++++ DATA FOR THIS TASK

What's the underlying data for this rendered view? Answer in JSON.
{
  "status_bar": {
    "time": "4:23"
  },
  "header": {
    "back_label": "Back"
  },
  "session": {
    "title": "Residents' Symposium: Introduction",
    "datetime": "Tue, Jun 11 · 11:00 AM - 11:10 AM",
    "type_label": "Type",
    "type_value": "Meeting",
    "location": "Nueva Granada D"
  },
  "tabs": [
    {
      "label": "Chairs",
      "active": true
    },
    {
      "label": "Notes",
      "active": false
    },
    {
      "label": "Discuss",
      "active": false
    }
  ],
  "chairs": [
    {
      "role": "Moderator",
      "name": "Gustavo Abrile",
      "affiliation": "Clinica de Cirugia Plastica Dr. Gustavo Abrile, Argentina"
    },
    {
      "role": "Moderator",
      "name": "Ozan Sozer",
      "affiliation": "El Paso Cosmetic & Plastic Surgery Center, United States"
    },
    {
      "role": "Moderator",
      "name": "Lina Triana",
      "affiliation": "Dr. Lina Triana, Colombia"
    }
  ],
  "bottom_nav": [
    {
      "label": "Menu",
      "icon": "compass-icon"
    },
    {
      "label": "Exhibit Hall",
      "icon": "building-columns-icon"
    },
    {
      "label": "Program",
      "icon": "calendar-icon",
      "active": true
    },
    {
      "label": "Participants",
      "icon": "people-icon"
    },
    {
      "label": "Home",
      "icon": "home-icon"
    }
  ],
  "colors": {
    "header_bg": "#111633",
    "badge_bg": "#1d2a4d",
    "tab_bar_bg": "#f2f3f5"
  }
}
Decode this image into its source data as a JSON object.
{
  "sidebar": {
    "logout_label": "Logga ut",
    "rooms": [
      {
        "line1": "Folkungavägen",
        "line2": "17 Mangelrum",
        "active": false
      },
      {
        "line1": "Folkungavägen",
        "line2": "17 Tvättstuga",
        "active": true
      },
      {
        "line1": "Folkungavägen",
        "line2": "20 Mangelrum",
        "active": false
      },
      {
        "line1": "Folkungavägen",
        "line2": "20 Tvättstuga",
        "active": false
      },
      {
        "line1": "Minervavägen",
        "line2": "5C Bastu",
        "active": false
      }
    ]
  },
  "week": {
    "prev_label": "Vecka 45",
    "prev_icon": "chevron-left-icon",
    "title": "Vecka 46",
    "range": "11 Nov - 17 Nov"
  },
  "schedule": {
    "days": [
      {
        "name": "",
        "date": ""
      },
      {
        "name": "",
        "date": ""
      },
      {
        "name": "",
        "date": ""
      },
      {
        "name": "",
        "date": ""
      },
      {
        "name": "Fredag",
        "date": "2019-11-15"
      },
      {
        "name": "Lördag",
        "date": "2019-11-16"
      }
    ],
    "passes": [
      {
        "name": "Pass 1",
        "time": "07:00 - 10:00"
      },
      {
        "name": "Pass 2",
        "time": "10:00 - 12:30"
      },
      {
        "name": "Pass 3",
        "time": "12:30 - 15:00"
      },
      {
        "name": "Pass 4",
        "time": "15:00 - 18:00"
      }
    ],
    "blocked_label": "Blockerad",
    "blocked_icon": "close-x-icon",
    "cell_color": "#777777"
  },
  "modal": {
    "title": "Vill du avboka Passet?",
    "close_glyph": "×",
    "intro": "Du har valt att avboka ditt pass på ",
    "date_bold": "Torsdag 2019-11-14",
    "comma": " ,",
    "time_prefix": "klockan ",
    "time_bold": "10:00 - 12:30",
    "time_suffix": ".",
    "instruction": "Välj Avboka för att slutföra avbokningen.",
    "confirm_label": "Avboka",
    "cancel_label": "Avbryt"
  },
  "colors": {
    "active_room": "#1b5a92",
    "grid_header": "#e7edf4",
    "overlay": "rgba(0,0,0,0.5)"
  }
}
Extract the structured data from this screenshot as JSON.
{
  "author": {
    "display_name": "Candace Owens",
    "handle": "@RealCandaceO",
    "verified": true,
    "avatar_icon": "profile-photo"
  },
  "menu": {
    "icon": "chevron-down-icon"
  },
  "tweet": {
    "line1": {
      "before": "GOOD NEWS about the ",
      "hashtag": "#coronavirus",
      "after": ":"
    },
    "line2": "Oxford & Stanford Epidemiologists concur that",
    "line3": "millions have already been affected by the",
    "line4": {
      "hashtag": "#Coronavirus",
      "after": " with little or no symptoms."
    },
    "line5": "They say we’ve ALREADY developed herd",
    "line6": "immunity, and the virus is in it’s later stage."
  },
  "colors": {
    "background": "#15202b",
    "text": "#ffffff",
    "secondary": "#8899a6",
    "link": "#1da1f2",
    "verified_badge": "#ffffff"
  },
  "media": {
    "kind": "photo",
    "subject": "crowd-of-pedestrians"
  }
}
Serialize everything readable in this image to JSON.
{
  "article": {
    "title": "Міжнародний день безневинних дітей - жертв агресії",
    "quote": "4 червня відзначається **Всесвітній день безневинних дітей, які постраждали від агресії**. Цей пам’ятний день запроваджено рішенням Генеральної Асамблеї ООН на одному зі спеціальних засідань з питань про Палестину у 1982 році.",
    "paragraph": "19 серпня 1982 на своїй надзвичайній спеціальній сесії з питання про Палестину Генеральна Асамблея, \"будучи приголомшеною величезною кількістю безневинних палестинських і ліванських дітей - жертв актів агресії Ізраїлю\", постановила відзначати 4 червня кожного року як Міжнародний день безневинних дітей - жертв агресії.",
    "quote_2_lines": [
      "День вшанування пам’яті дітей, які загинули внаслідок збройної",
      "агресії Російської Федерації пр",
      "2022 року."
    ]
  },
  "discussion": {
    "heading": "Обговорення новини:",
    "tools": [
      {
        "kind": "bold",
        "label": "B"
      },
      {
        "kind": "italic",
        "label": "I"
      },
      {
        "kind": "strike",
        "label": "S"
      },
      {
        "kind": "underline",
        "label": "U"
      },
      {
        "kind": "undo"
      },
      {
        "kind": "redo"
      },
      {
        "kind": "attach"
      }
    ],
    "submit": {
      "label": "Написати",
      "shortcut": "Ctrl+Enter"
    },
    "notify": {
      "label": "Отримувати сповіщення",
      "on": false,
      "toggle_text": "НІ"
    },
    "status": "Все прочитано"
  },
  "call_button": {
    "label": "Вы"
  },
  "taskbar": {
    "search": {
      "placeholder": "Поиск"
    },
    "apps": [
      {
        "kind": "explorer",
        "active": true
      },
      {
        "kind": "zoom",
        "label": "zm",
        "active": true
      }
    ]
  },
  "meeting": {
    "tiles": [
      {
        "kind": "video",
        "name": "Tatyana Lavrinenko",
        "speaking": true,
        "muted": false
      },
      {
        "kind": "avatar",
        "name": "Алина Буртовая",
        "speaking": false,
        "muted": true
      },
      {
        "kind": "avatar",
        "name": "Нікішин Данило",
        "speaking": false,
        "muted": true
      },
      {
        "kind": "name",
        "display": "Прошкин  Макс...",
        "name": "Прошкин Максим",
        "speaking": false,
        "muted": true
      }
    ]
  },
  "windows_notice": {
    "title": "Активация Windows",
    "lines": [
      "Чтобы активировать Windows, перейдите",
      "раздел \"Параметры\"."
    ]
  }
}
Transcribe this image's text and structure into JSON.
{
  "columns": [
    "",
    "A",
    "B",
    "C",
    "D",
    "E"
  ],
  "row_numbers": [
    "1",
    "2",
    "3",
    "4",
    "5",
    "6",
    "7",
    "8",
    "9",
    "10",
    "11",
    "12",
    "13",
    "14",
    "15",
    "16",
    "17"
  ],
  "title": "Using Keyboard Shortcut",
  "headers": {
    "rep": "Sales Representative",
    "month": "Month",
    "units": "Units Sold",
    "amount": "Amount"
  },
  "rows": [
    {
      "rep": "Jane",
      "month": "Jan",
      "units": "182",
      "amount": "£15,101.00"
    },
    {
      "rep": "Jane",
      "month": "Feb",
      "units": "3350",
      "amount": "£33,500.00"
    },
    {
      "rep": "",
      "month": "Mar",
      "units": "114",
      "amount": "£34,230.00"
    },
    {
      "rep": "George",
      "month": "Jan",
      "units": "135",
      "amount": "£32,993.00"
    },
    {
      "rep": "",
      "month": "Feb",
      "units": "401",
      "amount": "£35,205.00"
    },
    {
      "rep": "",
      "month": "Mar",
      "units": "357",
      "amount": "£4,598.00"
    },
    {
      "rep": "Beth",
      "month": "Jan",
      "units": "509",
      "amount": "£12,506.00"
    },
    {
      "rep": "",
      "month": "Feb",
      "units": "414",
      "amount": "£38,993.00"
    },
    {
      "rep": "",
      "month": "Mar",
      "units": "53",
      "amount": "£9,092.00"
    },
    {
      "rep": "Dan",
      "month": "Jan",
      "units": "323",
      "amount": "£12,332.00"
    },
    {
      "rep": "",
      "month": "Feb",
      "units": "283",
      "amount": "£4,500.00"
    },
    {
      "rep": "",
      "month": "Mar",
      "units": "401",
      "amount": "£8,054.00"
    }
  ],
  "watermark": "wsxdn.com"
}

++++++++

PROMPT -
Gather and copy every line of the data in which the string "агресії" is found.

OUTPUT FOR THIS EXERCISE -
    "title": "Міжнародний день безневинних дітей - жертв агресії",
    "quote": "4 червня відзначається **Всесвітній день безневинних дітей, які постраждали від агресії**. Цей пам’ятний день запроваджено рішенням Генеральної Асамблеї ООН на одному зі спеціальних засідань з питань про Палестину у 1982 році.",
    "paragraph": "19 серпня 1982 на своїй надзвичайній спеціальній сесії з питання про Палестину Генеральна Асамблея, \"будучи приголомшеною величезною кількістю безневинних палестинських і ліванських дітей - жертв актів агресії Ізраїлю\", постановила відзначати 4 червня кожного року як Міжнародний день безневинних дітей - жертв агресії.",
      "агресії Російської Федерації пр",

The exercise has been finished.